KeepCup and Minor Figures share a connection. Minor Figures founder, Stuart Forsyth, is the brother of KeepCup founders, Abigail and Jamie. The two companies share a similar reuse and sustainability ethos and commitment to supplying environmentally friendly products.
“Minor Figures use only the best single origin coffee available and we brew in very large batches. It seemed like there might be a better second life for this coffee” said Stuart.
Minor Figures has created two environmentally friendly products – a ‘Coffee Soap’ and a ‘Coffee Scrub’. Both are handmade with an olive oil base and a careful balance of essential oils & spent coffee; designed to invigorate and exfoliate the skin. Both products are SLS free.
Between May 11th and June 30th, the Minor Figures Coffee Soap can be purchased from www.keepcup.com.
“KeepCup is delighted to feature another sustainably focused product that speaks to our family connections, sustainability focus and love of the coffee industry” said Abigail.
For every soap or scrub purchased Minor Figure’s donate 10p (20c AUD) to Allegra Foundation’s Project Waterfall. Allegra Foundation is a charity committed to increasing access to clean water: “90% of coffee is grown in developing countries, where 60% of people don’t have access to clean water.
In 2009, Abigail and Jamie Forsyth kick started a behavioural change in Melbourne which has spread worldwide. KeepCup is now global, with offices in Melbourne, LA and London and support from distributors in 32 countries worldwide. The environmental footprint of our products has always been important to us, and we are committed to local manufacture where possible. Sustainability is at the heart of the business and we’re always looking for new ways to make the coffee industry more sustainable.
About Minor Figures
Stuart Forsyth; brother of Abigail and Jamie, began Minor Figures Cold Brew in London with partners Jonathan Chiu and Will Rixon in 2014. Minor Figures use only the best single origin coffee available.

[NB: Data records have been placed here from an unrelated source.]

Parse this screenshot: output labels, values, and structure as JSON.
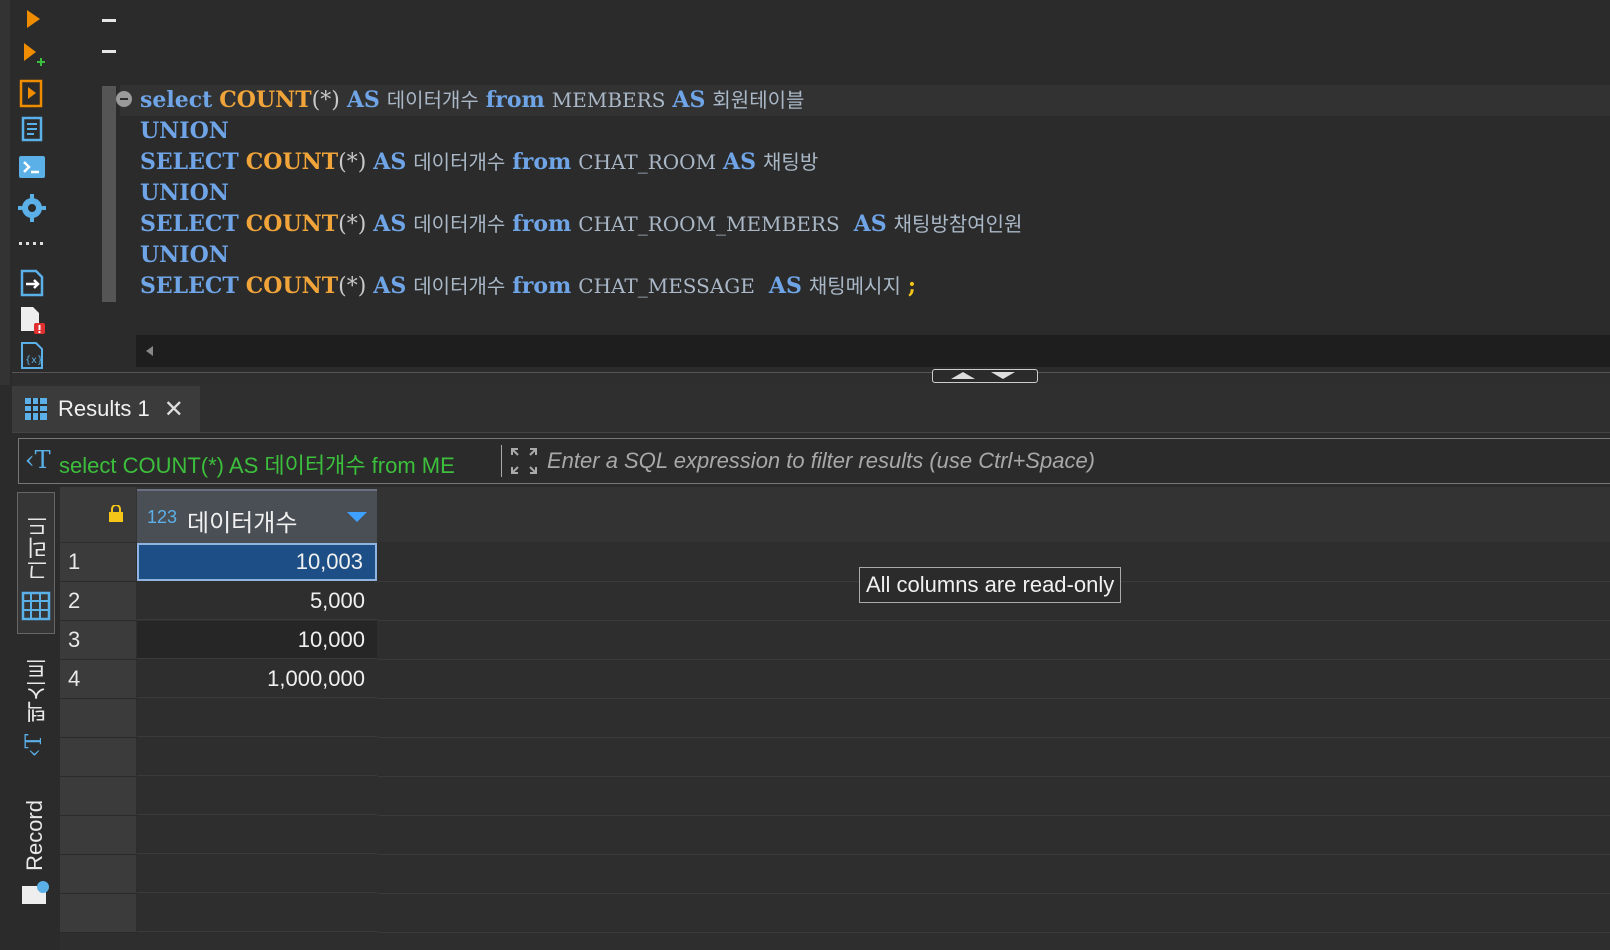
{
  "toolbar": {
    "icons": [
      "execute-icon",
      "execute-new-tab-icon",
      "execute-script-icon",
      "explain-plan-icon",
      "terminal-icon",
      "settings-icon",
      "more-icon",
      "export-icon",
      "error-log-icon",
      "variables-icon"
    ]
  },
  "editor": {
    "lines": [
      [
        {
          "t": "select",
          "c": "kw"
        },
        {
          "t": " "
        },
        {
          "t": "COUNT",
          "c": "fn"
        },
        {
          "t": "(*)",
          "c": "punc"
        },
        {
          "t": " "
        },
        {
          "t": "AS",
          "c": "kw"
        },
        {
          "t": " "
        },
        {
          "t": "데이터개수",
          "c": "ident"
        },
        {
          "t": " "
        },
        {
          "t": "from",
          "c": "kw"
        },
        {
          "t": " "
        },
        {
          "t": "MEMBERS",
          "c": "ident"
        },
        {
          "t": " "
        },
        {
          "t": "AS",
          "c": "kw"
        },
        {
          "t": " "
        },
        {
          "t": "회원테이블",
          "c": "ident"
        }
      ],
      [
        {
          "t": "UNION",
          "c": "kw"
        }
      ],
      [
        {
          "t": "SELECT",
          "c": "kw"
        },
        {
          "t": " "
        },
        {
          "t": "COUNT",
          "c": "fn"
        },
        {
          "t": "(*)",
          "c": "punc"
        },
        {
          "t": " "
        },
        {
          "t": "AS",
          "c": "kw"
        },
        {
          "t": " "
        },
        {
          "t": "데이터개수",
          "c": "ident"
        },
        {
          "t": " "
        },
        {
          "t": "from",
          "c": "kw"
        },
        {
          "t": " "
        },
        {
          "t": "CHAT_ROOM",
          "c": "ident"
        },
        {
          "t": " "
        },
        {
          "t": "AS",
          "c": "kw"
        },
        {
          "t": " "
        },
        {
          "t": "채팅방",
          "c": "ident"
        }
      ],
      [
        {
          "t": "UNION",
          "c": "kw"
        }
      ],
      [
        {
          "t": "SELECT",
          "c": "kw"
        },
        {
          "t": " "
        },
        {
          "t": "COUNT",
          "c": "fn"
        },
        {
          "t": "(*)",
          "c": "punc"
        },
        {
          "t": " "
        },
        {
          "t": "AS",
          "c": "kw"
        },
        {
          "t": " "
        },
        {
          "t": "데이터개수",
          "c": "ident"
        },
        {
          "t": " "
        },
        {
          "t": "from",
          "c": "kw"
        },
        {
          "t": " "
        },
        {
          "t": "CHAT_ROOM_MEMBERS",
          "c": "ident"
        },
        {
          "t": "  "
        },
        {
          "t": "AS",
          "c": "kw"
        },
        {
          "t": " "
        },
        {
          "t": "채팅방참여인원",
          "c": "ident"
        }
      ],
      [
        {
          "t": "UNION",
          "c": "kw"
        }
      ],
      [
        {
          "t": "SELECT",
          "c": "kw"
        },
        {
          "t": " "
        },
        {
          "t": "COUNT",
          "c": "fn"
        },
        {
          "t": "(*)",
          "c": "punc"
        },
        {
          "t": " "
        },
        {
          "t": "AS",
          "c": "kw"
        },
        {
          "t": " "
        },
        {
          "t": "데이터개수",
          "c": "ident"
        },
        {
          "t": " "
        },
        {
          "t": "from",
          "c": "kw"
        },
        {
          "t": " "
        },
        {
          "t": "CHAT_MESSAGE",
          "c": "ident"
        },
        {
          "t": "  "
        },
        {
          "t": "AS",
          "c": "kw"
        },
        {
          "t": " "
        },
        {
          "t": "채팅메시지",
          "c": "ident"
        },
        {
          "t": " "
        },
        {
          "t": ";",
          "c": "semi"
        }
      ]
    ]
  },
  "results": {
    "tab_label": "Results 1",
    "filter": {
      "query_label": "select COUNT(*) AS 데이터개수 from ME",
      "placeholder": "Enter a SQL expression to filter results (use Ctrl+Space)"
    },
    "side_tabs": {
      "grid": "그리드",
      "text": "텍스트",
      "record": "Record"
    },
    "column": {
      "type": "123",
      "name": "데이터개수"
    },
    "rows": [
      {
        "num": "1",
        "value": "10,003"
      },
      {
        "num": "2",
        "value": "5,000"
      },
      {
        "num": "3",
        "value": "10,000"
      },
      {
        "num": "4",
        "value": "1,000,000"
      }
    ],
    "tooltip": "All columns are read-only"
  },
  "colors": {
    "keyword": "#6fa4e7",
    "function": "#f0a43a",
    "accent_blue": "#3ea0ff",
    "selection": "#1d4f86",
    "filter_query": "#3cbf3c"
  }
}
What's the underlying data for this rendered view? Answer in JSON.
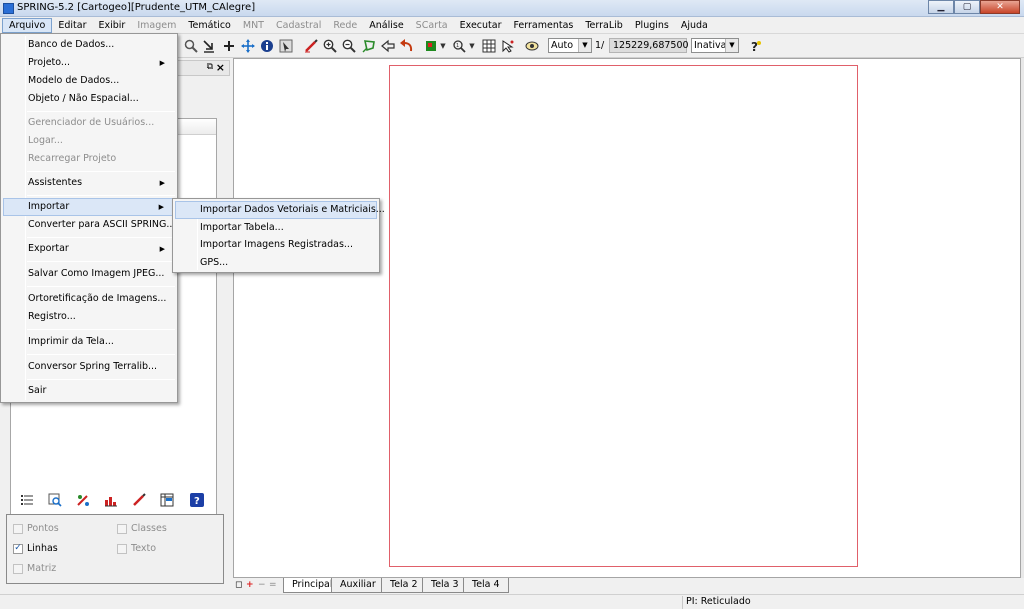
{
  "window": {
    "title": "SPRING-5.2 [Cartogeo][Prudente_UTM_CAlegre]",
    "minimize_label": "▁",
    "maximize_label": "▢",
    "close_label": "✕"
  },
  "menubar": {
    "items": [
      {
        "label": "Arquivo"
      },
      {
        "label": "Editar"
      },
      {
        "label": "Exibir"
      },
      {
        "label": "Imagem"
      },
      {
        "label": "Temático"
      },
      {
        "label": "MNT"
      },
      {
        "label": "Cadastral"
      },
      {
        "label": "Rede"
      },
      {
        "label": "Análise"
      },
      {
        "label": "SCarta"
      },
      {
        "label": "Executar"
      },
      {
        "label": "Ferramentas"
      },
      {
        "label": "TerraLib"
      },
      {
        "label": "Plugins"
      },
      {
        "label": "Ajuda"
      }
    ]
  },
  "toolbar": {
    "zoom_mode": "Auto",
    "scale_prefix": "1/",
    "scale_value": "125229,687500",
    "state": "Inativa"
  },
  "arquivo_menu": {
    "items": [
      {
        "label": "Banco de Dados..."
      },
      {
        "label": "Projeto..."
      },
      {
        "label": "Modelo de Dados..."
      },
      {
        "label": "Objeto / Não Espacial..."
      },
      {
        "label": "Gerenciador de Usuários..."
      },
      {
        "label": "Logar..."
      },
      {
        "label": "Recarregar Projeto"
      },
      {
        "label": "Assistentes"
      },
      {
        "label": "Importar"
      },
      {
        "label": "Converter para ASCII SPRING..."
      },
      {
        "label": "Exportar"
      },
      {
        "label": "Salvar Como Imagem JPEG..."
      },
      {
        "label": "Ortoretificação de Imagens..."
      },
      {
        "label": "Registro..."
      },
      {
        "label": "Imprimir da Tela..."
      },
      {
        "label": "Conversor Spring Terralib..."
      },
      {
        "label": "Sair"
      }
    ]
  },
  "importar_submenu": {
    "items": [
      {
        "label": "Importar Dados Vetoriais e Matriciais..."
      },
      {
        "label": "Importar Tabela..."
      },
      {
        "label": "Importar Imagens Registradas..."
      },
      {
        "label": "GPS..."
      }
    ]
  },
  "layers": {
    "pontos": "Pontos",
    "linhas": "Linhas",
    "matriz": "Matriz",
    "classes": "Classes",
    "texto": "Texto",
    "linhas_checked": true
  },
  "tabs": {
    "items": [
      {
        "label": "Principal"
      },
      {
        "label": "Auxiliar"
      },
      {
        "label": "Tela 2"
      },
      {
        "label": "Tela 3"
      },
      {
        "label": "Tela 4"
      }
    ]
  },
  "statusbar": {
    "pi": "PI: Reticulado"
  },
  "colors": {
    "frame": "#e0606a",
    "menu_highlight": "#dbe7f7"
  }
}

Cold brewing is the gentlest extraction method, which is the reason the drink is smoother and sweeter to taste.
Although still relatively new to the market, Minor Figures cold brew can now be found in Selfridges London, amongst other popular cafes and retailers.
Minor Figures Stockist enquiries UK – Stuart Forsyth | firstname.lastname@example.org
Minor Figures stockist enquiries Australia – Jonathan Chiu | email@example.com
Allegra and Project waterfall - Rebecca Hodgson | 0207 691 8821 | firstname.lastname@example.org
KeepCup - Adam Katsonis | +61384171100 | email@example.com
Thanks to your support of our business and our brand, in 2014 we gave $40,000 USD to Coffee Kids to carry out their Strengthening Family Food Security project in Honduras. This program has been running since 2011 and acts to support women and their families in Honduras.
Honduras is one of the poorest countries in Central America, there are many single parent families, 58% of the rural population suffers malnutrition. The program focused on 60 women in rural areas who, between them, care for over 200 people. These women have to provide role of caretaker and breadwinner, a challenging task given their limited resources.
Our donation created sixty small scale family vegetable gardens complete with drip irrigation systems to support these families. Over the course of the year, these women were then trained and mentored in garden management, irrigation, nutrition and planning. It is hoped that in the future the women will be able to sell extra produce to provide income for their families.
It’s a terrific achievement made possible thanks by the brilliant support we have received from our customers and KeepCup users.
We are reminded of the words of the late Wangari Maathai
"Recognizing that sustainable development, democracy and peace are indivisible, is an idea whose time has come"
Well done. Reusers, we salute you.